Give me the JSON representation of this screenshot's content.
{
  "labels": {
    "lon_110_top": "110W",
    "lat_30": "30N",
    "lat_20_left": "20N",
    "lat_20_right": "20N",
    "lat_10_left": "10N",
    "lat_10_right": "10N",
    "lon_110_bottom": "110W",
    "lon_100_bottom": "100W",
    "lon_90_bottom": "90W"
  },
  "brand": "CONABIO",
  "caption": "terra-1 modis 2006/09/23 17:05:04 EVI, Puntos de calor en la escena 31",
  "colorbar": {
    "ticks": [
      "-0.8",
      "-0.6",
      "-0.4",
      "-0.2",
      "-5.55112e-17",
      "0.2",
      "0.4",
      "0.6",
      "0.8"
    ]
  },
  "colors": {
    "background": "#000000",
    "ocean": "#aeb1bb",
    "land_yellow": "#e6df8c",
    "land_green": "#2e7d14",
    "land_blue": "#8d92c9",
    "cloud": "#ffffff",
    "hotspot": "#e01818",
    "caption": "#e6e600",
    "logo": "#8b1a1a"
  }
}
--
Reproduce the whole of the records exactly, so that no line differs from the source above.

Give me the JSON representation of this screenshot's content.
{
  "labels": {
    "lon_110_top": "110W",
    "lat_30": "30N",
    "lat_20_left": "20N",
    "lat_20_right": "20N",
    "lat_10_left": "10N",
    "lat_10_right": "10N",
    "lon_110_bottom": "110W",
    "lon_100_bottom": "100W",
    "lon_90_bottom": "90W"
  },
  "brand": "CONABIO",
  "caption": "terra-1 modis 2006/09/23 17:05:04 EVI, Puntos de calor en la escena 31",
  "colorbar": {
    "ticks": [
      "-0.8",
      "-0.6",
      "-0.4",
      "-0.2",
      "-5.55112e-17",
      "0.2",
      "0.4",
      "0.6",
      "0.8"
    ]
  },
  "colors": {
    "background": "#000000",
    "ocean": "#aeb1bb",
    "land_yellow": "#e6df8c",
    "land_green": "#2e7d14",
    "land_blue": "#8d92c9",
    "cloud": "#ffffff",
    "hotspot": "#e01818",
    "caption": "#e6e600",
    "logo": "#8b1a1a"
  }
}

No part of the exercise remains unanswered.